ADDISON – Geneva senior guard Michaela Loebel climbed to the top of the ladder positioned under the far basket in Addison Trail’s gym Thursday night.
Braced knee and all, she stood near the top for some posterity poses as the rest of her girls basketball teammates hollered.
The Vikings were moments removed from easing past Batavia, 48-24, for the Class 4A Addison Trail Sectional final, and here was arguably their biggest concern finally surfacing.
“Really wobbly,” Loebel said. “That’s where I was like, ‘Whoa.’ ”
Geneva (26-5) cut down the nets shortly after accepting their plaque for downing the Bulldogs (21-10), who swept the season series. Both teams shared the Upstate Eight Conference River Division title, and, for a time, jaws dropped in amazement.
“I guess it is a huge surprise factor, because they have amazing players,” Vikings senior point guard Sidney Santos said. “But we worked our butts off. We came in, we believed in each other and that proved it out on the court. So that’s all I can say.”
Winners of 13 straight, Geneva is bound for Monday’s Judson Supersectional against Rockford Boylan (27-4) thanks in large part to its defense against Bulldogs senior point guard Liza Fruendt, the UEC River Player of the Year.
After striking for a school-record 51 points in the team’s game in Geneva last month, Fruendt was limited to 10 Thursday.
Loebel, a Nebraska soccer recruit accustomed to conditioning, shadowed Fruendt for much of the first half. Sidelined for much of the past two seasons with knee injuries and only recently returned to the rotation, she shared defensive duties with Taylor Williams and Bella Medina.
Her physical therapist – “ATI, man,” Loebel said – and the growing, teamwide vibe were at the top of Loebel’s list of people or things to thank.

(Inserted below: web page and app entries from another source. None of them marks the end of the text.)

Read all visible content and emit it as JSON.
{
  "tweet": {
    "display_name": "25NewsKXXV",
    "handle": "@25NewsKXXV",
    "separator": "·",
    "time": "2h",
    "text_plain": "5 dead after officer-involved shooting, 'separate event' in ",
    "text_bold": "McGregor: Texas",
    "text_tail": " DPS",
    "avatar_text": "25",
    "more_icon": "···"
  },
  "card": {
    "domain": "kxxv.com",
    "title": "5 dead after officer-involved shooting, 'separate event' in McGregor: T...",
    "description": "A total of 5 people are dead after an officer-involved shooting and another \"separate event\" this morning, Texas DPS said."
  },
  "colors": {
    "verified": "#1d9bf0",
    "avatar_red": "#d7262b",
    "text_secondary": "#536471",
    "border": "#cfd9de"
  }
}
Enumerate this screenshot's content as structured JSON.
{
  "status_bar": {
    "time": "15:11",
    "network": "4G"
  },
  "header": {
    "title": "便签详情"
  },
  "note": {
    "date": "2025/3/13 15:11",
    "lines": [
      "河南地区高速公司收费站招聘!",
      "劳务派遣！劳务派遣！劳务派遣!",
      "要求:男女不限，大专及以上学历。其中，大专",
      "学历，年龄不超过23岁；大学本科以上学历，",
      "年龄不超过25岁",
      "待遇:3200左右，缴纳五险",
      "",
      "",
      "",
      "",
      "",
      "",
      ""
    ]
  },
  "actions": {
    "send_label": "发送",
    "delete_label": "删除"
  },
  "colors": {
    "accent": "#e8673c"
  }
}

“Oh yeah. Our whole team, adrenaline,” she said. “Everyone on the bench and just the fans, we run on that. The cheering. The atmosphere. So everyone’s great.”
Geneva capitalized on the size of its frontcourt – including Grace Loberg (6-foot-2), Abby Novak (6-0) and Janie McCloughan (5-10) – even as both teams struggled from the field. Geneav shot 15 for 51. Batavia was 8 for 31.
“I think there has to be a perfect storm of things that a team has and can do to shut down Liza and take away our post players,” Bulldogs coach Kevin Jensen said. “And they have.”
Geneva led, 16-11, at halftime and 32-17 after three quarters. While Batavia finished 0 for 10 from 3-point range, Vikings defenders further frustrated the Bulldogs by sealing up driving lanes.
The Vikings alternated man-to-man and zone defenses depending on possessions. They even used lots of the boys team’s 1-3 chase, which coaches helped players learn during Wednesday’s practice.
“The plan was to faceguard [Fruendt] and not let her get the ball, and we all had to help over on everyone else and make the rest of the team prove that they could beat us,” Santos said.
Loberg, a freshman called up after Loebel’s injury, had 13 points and 11 rebounds. McCloughan (12) and Morgan Seberger (11) also finished in double figures. Seberger hit two 3s after halftime to help Geneva pull away.
Only four Bulldogs scored. Hannah Frazier (eight points) followed Fruendt, who scored five points in a Thanksgiving tournament game earlier this season, Jensen said.
Admitting he didn’t have a full scope of the program’s record books, Jensen offered the season as one of Batavia’s best. The Bulldogs accomplished a number of team goals – including 20 wins and the program’s first regional title since 1990.
“I don’t want to disrespect any other team that’s come through Batavia,” Jensen said. “But I, quite frankly, told the girls that at this point, what we’ve done, we’re at least in the conversation of the best team that Batavia’s had.”
Five seasons ago, Geneva lost just twice and finished fourth in 4A. Several marquee players contended with injuries in the interim, but now the Vikings are just one win away from a return to state.
“Without a doubt,” Santos said. “We’ve had the Geneva curse since I was a freshman, and we deserve this. We worked so hard to get here.”